AIM OF THE TASK: Copy all lines holding the word "icon" from the entries.

Data about app and page elements:
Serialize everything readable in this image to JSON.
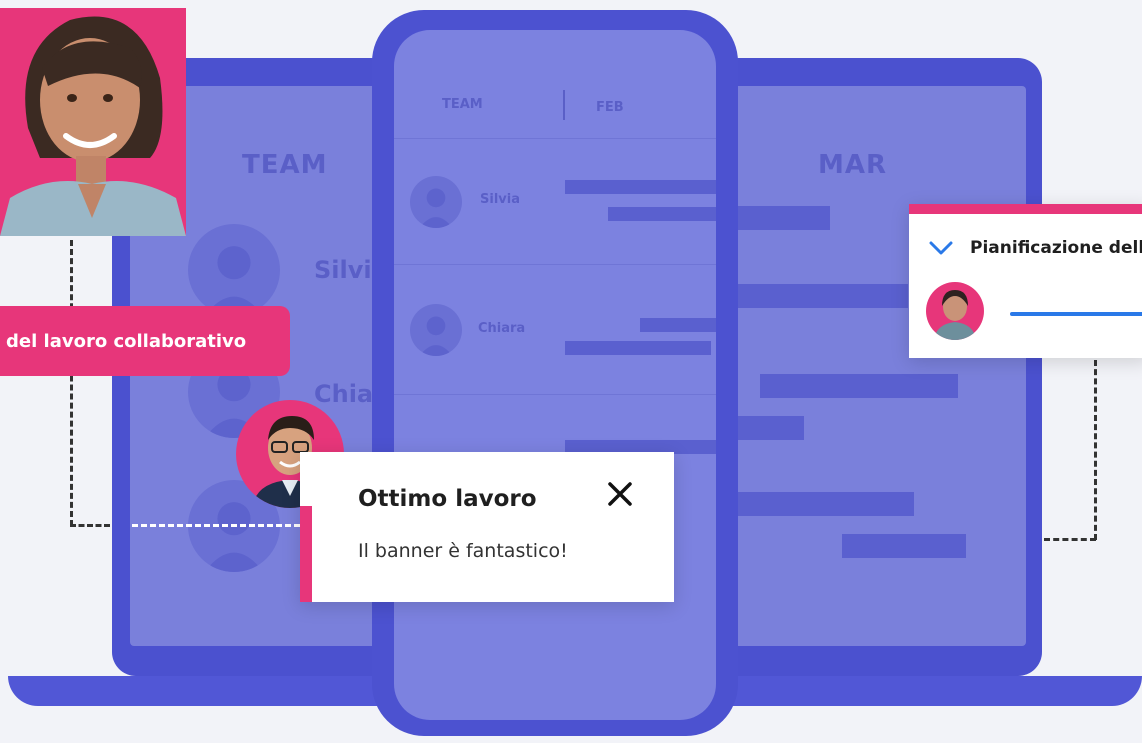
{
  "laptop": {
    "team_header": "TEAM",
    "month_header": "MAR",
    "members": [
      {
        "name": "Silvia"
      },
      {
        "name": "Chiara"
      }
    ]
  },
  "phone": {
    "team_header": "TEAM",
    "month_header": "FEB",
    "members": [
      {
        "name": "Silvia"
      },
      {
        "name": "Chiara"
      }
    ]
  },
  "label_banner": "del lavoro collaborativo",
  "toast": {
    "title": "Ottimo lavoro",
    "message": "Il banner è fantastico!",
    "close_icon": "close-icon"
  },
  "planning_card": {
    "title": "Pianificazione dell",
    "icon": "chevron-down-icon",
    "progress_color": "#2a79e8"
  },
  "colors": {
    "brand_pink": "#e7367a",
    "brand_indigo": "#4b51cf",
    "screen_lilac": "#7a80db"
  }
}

ANSWER FOR THE TASK:
    "close_icon": "close-icon"
    "icon": "chevron-down-icon",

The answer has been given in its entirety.